‘Climate inaction’ costing lives … A BBC-world news item drew my attention to a new Oxfam report Climate Wrongs and Human Rights, in which a clear connection is made between climate change and human rights (such as: the right to life and security, the right to food, the right to subsistence, the right to health, all internationally recognized human rights that are threatened by the consequences of global warming and climate change). This is a very important connection. Indeed, we usually think about climate change in terms of sciences or in terms of economy (targetting mainly the energy resources and the offsetting) … and the latter can give rise to a very cynical cost calculation and balance. A Jesuit of SJS (the Jesuit Social Justice Secretariat in Rome) once told me: “if the connection is not made between climate change and social justice, we won’t be able to motivate people”. Well, this document should do the trick! There is no way to hide anymore: not acting responsibly in the context of climate change, not changing one’s lifestyles that are directly involved in causing climate change (however small this contribution may be) means infringing upon the human rights of mainly poor people … in Christian terminology: it’s sin. And I would add passionately: those who didn’t know, should know now: they move from ignorance to sin. The focus on human rights allows for a powerful moral perspective and an emphasis on responsibility.

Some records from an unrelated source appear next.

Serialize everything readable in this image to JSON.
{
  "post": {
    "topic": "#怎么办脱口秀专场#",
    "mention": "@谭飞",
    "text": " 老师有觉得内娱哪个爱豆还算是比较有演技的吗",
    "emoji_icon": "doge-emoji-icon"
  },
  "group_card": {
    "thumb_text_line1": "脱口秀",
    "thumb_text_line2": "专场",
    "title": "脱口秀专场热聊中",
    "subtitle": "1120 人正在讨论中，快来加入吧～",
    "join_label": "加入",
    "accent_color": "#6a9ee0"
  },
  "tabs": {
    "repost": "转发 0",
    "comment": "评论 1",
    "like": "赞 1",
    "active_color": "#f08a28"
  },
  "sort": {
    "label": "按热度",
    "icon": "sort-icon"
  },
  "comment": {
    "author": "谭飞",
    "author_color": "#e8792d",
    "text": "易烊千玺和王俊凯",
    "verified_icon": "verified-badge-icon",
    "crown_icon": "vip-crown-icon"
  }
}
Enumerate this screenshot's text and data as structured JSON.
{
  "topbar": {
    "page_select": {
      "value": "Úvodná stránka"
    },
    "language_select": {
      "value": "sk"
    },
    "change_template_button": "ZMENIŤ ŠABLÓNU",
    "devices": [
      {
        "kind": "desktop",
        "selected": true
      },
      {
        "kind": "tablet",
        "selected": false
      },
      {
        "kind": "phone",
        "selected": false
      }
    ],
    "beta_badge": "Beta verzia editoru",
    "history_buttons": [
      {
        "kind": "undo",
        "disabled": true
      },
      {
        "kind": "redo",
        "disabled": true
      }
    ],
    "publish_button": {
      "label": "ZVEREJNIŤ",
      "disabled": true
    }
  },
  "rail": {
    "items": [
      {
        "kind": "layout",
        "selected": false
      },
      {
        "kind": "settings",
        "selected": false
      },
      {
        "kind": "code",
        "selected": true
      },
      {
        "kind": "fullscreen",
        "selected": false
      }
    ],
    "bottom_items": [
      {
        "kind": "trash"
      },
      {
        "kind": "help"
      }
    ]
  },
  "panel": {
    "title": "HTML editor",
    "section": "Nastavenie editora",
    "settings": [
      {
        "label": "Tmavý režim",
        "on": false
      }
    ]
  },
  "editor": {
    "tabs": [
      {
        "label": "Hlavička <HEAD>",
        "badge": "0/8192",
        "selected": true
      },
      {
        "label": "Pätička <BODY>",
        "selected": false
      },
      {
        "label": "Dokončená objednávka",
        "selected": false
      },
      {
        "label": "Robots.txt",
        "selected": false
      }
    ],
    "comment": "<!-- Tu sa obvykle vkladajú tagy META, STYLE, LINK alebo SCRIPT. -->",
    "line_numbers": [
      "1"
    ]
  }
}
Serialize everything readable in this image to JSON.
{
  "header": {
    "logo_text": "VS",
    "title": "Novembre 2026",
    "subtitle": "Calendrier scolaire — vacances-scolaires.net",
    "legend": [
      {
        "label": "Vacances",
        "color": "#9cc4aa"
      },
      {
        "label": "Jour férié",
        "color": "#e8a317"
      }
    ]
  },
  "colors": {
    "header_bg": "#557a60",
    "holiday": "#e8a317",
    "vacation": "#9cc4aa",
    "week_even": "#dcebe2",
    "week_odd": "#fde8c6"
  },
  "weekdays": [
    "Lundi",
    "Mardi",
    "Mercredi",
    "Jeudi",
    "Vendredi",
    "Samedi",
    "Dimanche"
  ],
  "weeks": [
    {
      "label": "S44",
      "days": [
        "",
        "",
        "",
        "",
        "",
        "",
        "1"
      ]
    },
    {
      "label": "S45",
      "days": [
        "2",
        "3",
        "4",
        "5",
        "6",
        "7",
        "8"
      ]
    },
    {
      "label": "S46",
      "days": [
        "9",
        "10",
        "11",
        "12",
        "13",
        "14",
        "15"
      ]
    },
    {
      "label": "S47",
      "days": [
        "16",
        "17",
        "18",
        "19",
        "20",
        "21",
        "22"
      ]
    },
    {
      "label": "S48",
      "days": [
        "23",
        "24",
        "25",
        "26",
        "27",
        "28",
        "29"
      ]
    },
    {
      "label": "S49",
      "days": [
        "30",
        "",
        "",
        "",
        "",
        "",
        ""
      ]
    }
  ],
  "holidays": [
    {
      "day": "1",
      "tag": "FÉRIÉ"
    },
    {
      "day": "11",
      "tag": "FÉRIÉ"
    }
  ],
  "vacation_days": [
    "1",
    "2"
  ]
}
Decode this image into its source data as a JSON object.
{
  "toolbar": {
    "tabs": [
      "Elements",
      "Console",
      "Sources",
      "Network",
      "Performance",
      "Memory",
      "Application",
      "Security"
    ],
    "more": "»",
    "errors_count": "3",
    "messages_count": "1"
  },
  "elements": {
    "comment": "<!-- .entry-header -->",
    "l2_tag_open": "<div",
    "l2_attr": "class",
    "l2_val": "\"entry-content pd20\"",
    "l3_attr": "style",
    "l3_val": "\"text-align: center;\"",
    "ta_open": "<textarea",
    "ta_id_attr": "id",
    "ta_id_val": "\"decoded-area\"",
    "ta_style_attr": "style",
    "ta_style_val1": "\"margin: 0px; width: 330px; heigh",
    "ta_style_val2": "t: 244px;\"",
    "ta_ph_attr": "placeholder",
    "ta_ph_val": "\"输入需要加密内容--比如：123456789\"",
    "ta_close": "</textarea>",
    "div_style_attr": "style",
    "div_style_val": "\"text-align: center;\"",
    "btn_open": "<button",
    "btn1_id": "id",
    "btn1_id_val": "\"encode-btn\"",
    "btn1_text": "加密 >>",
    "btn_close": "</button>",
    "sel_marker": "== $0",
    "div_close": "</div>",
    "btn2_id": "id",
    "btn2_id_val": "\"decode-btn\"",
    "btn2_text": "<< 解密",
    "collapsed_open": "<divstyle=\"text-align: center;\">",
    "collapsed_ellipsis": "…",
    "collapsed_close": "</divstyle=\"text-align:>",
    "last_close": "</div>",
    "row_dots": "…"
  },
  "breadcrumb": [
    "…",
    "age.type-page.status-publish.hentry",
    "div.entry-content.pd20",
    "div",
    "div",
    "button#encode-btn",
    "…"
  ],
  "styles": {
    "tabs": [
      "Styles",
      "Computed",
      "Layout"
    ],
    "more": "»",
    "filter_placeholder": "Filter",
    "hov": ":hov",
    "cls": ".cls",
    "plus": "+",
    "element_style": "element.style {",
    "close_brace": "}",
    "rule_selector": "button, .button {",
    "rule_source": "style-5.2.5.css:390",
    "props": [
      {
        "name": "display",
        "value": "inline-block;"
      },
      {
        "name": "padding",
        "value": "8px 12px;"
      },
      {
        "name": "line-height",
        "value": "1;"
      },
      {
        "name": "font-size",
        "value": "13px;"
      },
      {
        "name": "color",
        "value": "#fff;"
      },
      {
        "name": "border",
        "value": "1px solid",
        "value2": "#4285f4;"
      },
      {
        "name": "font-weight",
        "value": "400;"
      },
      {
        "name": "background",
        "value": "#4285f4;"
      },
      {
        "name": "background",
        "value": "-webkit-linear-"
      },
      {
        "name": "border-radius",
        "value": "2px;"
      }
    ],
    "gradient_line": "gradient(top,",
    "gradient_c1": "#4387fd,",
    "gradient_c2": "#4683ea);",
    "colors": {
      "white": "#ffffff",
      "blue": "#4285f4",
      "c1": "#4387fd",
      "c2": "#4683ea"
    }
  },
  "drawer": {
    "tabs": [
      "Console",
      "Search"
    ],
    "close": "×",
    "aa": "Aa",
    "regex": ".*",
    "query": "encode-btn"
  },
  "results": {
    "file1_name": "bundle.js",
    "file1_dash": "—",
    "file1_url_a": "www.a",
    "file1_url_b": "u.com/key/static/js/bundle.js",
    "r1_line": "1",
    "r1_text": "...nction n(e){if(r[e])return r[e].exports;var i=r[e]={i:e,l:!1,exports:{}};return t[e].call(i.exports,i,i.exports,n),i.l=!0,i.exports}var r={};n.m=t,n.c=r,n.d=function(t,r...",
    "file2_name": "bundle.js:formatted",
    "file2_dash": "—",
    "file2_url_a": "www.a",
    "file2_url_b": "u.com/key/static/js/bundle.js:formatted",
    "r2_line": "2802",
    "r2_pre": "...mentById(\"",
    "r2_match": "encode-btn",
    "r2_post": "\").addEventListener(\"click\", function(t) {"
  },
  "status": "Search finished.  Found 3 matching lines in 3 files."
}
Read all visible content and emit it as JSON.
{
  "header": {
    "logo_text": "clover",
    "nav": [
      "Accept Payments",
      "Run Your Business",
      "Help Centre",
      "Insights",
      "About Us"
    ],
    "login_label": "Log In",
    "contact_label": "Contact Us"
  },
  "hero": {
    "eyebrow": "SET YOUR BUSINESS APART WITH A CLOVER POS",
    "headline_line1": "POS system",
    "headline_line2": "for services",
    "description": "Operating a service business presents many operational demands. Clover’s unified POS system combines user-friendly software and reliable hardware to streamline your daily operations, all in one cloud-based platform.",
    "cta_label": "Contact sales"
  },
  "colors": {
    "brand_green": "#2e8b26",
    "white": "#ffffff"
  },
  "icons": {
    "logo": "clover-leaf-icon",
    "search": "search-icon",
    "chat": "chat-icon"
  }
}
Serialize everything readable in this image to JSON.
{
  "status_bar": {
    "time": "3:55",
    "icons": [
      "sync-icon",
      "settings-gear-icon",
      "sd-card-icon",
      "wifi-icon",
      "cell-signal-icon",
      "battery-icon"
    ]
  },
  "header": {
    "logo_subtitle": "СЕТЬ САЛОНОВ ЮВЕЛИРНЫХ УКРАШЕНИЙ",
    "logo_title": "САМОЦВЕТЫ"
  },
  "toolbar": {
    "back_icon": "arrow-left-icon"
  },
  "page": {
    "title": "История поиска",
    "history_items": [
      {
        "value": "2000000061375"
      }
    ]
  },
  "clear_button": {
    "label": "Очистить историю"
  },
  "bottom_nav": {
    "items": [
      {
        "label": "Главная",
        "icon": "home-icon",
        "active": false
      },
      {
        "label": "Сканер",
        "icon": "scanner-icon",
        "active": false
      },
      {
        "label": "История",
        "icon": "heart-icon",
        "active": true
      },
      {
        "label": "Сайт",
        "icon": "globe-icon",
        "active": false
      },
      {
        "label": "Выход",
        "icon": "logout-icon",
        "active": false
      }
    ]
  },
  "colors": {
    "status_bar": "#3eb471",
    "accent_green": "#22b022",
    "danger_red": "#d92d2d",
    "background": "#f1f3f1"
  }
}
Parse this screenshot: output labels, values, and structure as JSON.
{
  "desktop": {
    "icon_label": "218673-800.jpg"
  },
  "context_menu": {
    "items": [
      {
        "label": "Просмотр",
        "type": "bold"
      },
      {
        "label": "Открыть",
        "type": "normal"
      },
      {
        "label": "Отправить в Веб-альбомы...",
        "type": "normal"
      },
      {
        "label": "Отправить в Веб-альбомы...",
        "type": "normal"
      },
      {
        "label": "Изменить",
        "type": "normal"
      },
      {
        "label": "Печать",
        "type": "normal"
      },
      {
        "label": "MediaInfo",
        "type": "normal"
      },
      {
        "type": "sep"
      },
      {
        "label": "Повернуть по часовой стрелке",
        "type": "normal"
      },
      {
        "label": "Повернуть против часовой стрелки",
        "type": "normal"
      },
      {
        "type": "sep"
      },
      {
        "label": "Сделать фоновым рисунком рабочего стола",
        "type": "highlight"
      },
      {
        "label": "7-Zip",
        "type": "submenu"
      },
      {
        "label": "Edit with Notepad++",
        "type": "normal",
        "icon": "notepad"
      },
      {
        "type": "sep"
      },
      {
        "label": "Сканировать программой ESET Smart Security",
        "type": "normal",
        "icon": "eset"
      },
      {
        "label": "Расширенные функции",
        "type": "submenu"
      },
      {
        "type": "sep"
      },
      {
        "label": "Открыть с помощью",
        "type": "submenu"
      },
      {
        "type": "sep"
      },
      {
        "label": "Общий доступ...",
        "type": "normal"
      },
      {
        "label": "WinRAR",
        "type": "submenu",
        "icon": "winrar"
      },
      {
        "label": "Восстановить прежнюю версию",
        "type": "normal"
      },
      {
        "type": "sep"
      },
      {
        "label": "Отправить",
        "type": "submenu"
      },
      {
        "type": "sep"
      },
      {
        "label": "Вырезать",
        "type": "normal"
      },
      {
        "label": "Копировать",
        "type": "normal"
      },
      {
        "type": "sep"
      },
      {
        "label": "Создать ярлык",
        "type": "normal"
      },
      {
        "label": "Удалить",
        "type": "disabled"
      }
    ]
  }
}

Oxfam is not naive. It opens a competition for suggestions on how to bring these offenses on human rights to court, ánd it suggests policies of mitigation and adaptation along a set of human rights principles: guarantee a core minimum – a basic standard of rights for all; focus on vulnerability and those whose rights are most at risk; ensure participation of people whose rights are affected by policies; provide accountability and remedies for violations; deliver on international co-operation to realise rights worldwide. It is very concrete and makes us realize how much depends on us and our political will and commitments.
If I would be allowed one comment, at least with regard to the Executive Summary, which is what I have read, I would broaden the emphasis on states, not in the direction of companies because that is done, but in the direction of more international and global institutions. I am wondering whether the concept of states – even in the distinction between rich and poor countries, as the geographical wealth distribution is more complex than that – is still the most workable political and visionary (strategic) perspective, and to focus on the responsibility of states seems to me to be important, but by far not enough for the global, worldwide crisis of global warming and climate change.
The fellow Jesuit at SJS is right … this Oxfam document will help. The Society of Jesus, as one of the worldwide Roman Catholic organisations working at various levels (presence in the fields of suffering, capacity for reflection and transdisciplinary analysis up to the highest academic standards, active in networks that can powerfully affect public opinion and political decision-making, with entries in the mass media and on the internet, tapping into spiritual resources and offering those to people, …), is a wonderful platform to work on the worldwide perspective. So is the Roman Catholic Church as a whole … One may expect that the awareness of a severe sin of omission when not acting, will spur us into ever more real, concrete and universal, service.